Those of you who follow my Facebook page (and if you don’t – why not? I have giveaways on there and everything!) will know that Mr E arranged for us to eat at Dans Le Noir – a restaurant in London that serves dinner in the total darkness.
It’s a concept I’d heard of before but never really thought about. How hard can it be to eat in total darkness after all? We have four other senses that should help us out on that (plus as a reader I often drink tea or eat chocolate without dragging my eyes away from the page). This should be easy, shouldn’t it?
Yeah, not so much!
On arrival we were asked to put all our belongings in a locker. They operate a strict no-light policy – so no phones, no flashlights, not even watches that have a little push button illumination. And then they asked us to choose our menu. It’s pretty simple, there are only four choices: Vegetarian, Fish, Meat or Chef’s Surprise (meat AND fish). We chose the surprise and a glass of wine. I’d already decided I didn’t like the idea of trying to pour wine from a bottle in the dark.
Then they call you and line you up in a corridor. There were four of us – the Mister and I plus another couple we didn’t know. We had to stand in line and put a hand on the shoulder in front of us, and our server then led us through three sets of curtains into the complete darkness.
From this point on, until the end of the meal, I couldn’t see a thing.
The server helps you to get seated. He then tells you that in front of you is a napkin and suggests you use it as a bib; otherwise you’re going to get dirty. Being naturally curious I had a good feel around the table – I found my cutlery, a glass and –of course – a bottle of water. Being even more curious I decided to pour it just to see if I could.
The only way I could do it was by using my fingers. I had to hold them in my glass to make sure it didn’t overflow. Thank goodness I’m a bit of a hygiene freak.
Then they brought out the first course. It took a little while to work out how to get the food onto my fork (scooping rather than stabbing was easier), but when I tasted it I realized it was salmon and something else I couldn’t quite place. The husband and I spent a lot of time trying – and failing – to work out what it was, as did the couple next to us.
That was another interesting thing about the restaurant – you get sat next to complete strangers. Because you’re so close it feels rude not to talk. We enjoyed getting to know them, where they were from, and sharing a laugh as we all tried our best not to spill our food down our fronts.

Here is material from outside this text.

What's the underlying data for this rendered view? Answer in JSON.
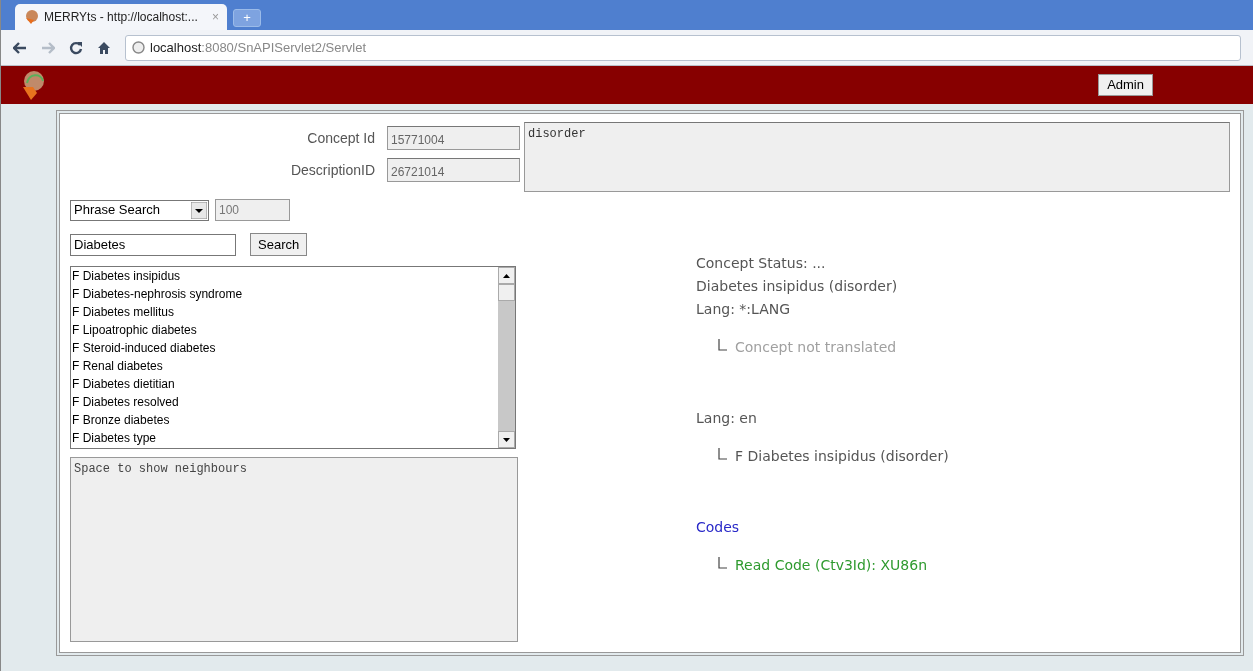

A little while later the second course came. By the way the wait staff are amazing. A lot of them are either partially sighted or have no sight at all, and yet they never spilled anything, managed to slide our plates in front of us without any problems, and cleared up in the same way. Our server was called Jack and he was fabulous.
So the second course came out and this was a little harder to eat. There were so many different tastes – some kind of steak, maybe a bit of fish, vegetables that tasted maybe like carrots and broccoli. It was so hard to tell what we were eating, but it tasted delicious. The biggest issue was trying to tell if you’d cleared the plate or not. In the end I decided to let my stomach choose when to stop eating. It was mindful eating at its best.
After dessert we were asked if we were ready to go back into the light and find out what we’d been eating. At this point I had no idea how much time had passed. It felt as though the food had come very quickly, but in the complete dark without any cues to the time (such as darkening skies or you know, a watch) it was so hard to tell. It turned out we’d been in there for over an hour and half. I’d thought it was less than an hour. Goes to show I’m not great at guessing time!
Once again we were led out of the restaurant in complete darkness, holding the person in front’s shoulder. It felt strange to come into the light – cue lots of blinking. But within a minute I was completely used to it again.
Over coffee the wait staff showed us photographs and descriptions of what we’d eaten. Lots of ‘oh’s when we realized that it was crab we’d tasted in the first course (how did I not guess that) and another eek when I realized I’d eaten Llama for my main course (I’m so sorry, Llama. I didn’t know. I thought you were cow.)
In all it was an amazing experience. The aim is to give diners an insight for a couple of hours to what it’s like to go through life partially sighted. I was expecting my other senses to improve but they didn’t – whether this was because it was a short time, or whether my other senses are rubbish I’ve no idea. All I know is that it was an amazing experience (and a funny date night) but I’m not sure I’ll be eating in that kind of darkness again.
Have you ever eaten in the pitch black? Would you want to? How would you feel if you had to eat things without knowing what they were?
Let me know in the comments!